Regional Stewardship and the Redefinition of Higher Education
Inspired by the late John Gardner, in May 2000 the Alliance for Regional Stewardship (ARS) was formed as a “peer-to-peer network of regional leaders working across boundaries to solve tough community problems.”1 According to the ARS, regional stewardship is the leadership needed to address the complex problems of our time.
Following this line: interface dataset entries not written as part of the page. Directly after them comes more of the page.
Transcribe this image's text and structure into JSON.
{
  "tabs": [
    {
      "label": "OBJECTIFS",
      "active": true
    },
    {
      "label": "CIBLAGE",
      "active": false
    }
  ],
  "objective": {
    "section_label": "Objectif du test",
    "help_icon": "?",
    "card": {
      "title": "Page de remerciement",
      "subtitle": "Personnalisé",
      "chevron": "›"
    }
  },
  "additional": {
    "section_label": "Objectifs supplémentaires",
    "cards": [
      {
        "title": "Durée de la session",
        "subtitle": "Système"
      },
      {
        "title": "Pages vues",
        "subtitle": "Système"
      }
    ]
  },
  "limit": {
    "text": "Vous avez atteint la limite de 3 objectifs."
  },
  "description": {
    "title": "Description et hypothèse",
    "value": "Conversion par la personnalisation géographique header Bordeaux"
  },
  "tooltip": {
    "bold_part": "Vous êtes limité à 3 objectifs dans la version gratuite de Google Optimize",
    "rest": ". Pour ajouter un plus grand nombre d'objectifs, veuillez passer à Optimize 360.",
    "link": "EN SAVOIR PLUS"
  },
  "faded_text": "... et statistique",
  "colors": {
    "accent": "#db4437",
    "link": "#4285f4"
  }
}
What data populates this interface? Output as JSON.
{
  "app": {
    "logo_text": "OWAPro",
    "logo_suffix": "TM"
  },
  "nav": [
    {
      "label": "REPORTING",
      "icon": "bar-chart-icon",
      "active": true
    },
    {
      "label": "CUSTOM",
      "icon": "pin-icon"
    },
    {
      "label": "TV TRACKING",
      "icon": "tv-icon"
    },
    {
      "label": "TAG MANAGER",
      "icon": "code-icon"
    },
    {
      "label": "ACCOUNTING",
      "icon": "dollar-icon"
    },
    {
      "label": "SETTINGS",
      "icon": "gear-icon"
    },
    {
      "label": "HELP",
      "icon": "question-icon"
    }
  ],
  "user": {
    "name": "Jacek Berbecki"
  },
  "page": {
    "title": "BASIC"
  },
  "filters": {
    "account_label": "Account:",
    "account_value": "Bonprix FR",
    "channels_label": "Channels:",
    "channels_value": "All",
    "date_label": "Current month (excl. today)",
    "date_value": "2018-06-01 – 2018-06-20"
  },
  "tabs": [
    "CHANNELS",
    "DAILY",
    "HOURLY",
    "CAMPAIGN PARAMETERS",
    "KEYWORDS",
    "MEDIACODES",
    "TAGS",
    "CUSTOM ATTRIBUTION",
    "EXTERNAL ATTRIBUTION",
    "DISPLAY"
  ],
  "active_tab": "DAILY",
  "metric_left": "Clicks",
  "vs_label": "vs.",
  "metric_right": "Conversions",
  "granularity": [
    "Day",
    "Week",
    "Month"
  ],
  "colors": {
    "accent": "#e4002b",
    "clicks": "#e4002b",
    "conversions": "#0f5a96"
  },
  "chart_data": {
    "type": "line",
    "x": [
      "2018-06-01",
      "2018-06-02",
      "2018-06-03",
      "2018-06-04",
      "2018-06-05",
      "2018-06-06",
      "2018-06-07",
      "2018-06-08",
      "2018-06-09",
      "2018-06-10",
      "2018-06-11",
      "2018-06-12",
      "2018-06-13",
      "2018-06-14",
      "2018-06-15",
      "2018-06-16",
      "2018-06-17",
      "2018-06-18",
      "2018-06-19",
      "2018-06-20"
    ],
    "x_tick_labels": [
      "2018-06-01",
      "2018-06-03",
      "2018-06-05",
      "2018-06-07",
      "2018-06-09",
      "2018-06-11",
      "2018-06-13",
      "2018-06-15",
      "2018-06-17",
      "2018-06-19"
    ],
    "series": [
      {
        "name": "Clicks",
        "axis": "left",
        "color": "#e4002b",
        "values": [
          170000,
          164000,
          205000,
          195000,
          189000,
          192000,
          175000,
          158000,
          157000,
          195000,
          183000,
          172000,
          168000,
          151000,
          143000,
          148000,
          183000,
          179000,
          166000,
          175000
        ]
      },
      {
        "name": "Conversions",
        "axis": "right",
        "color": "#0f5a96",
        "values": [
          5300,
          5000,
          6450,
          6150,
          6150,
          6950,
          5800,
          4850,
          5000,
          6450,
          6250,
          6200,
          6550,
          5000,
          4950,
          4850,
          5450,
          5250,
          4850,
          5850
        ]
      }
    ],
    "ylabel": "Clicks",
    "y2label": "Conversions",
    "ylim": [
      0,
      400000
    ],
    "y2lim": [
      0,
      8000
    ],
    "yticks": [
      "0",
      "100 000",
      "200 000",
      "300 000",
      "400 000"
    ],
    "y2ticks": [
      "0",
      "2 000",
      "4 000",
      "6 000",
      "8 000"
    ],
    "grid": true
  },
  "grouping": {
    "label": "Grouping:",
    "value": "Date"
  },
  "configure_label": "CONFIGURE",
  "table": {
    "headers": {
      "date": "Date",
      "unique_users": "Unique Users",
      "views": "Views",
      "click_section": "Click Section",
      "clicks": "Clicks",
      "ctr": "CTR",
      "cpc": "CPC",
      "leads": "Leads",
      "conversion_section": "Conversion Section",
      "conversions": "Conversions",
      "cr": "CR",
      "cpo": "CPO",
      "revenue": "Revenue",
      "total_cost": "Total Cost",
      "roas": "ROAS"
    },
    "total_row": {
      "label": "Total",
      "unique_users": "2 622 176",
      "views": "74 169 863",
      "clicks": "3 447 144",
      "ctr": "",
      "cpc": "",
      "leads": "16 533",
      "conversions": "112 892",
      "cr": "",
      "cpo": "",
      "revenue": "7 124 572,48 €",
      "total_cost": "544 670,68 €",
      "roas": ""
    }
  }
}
Soon after the formation of the ARS, the Kellogg Commission on the Future of State Universities and Land Grant colleges published Returning to Our Roots: The Engaged Institution, which describes both the challenge of public engagement and the ways in which higher education must mobilize to respond.2 In May 2002, the American Association of State Colleges and Universities (AASC&U) published Stepping Forward as Stewards of Place, a “practical and strategic guide for state colleges and university leaders who want to more deeply embed public engagement in the fabric of their institution at the campus, college and departmental levels.”3 In January 2006, ARS, AASC&U, and the National Center for Higher Education Management Systems (NCHEMS) published Making Place Matter: Tools and Insights for Universities Called to Regional Stewardship “to provide tools and practical insights to regional and campus leaders as they seek to build and deepen their relationship to create more vital and viable places.”4 According to these institutions and agencies, colleges and universities of all kinds across the nation should transform themselves into regional steward.
Philosophical Studies in Education, Vol. 41, 2010, 106-115.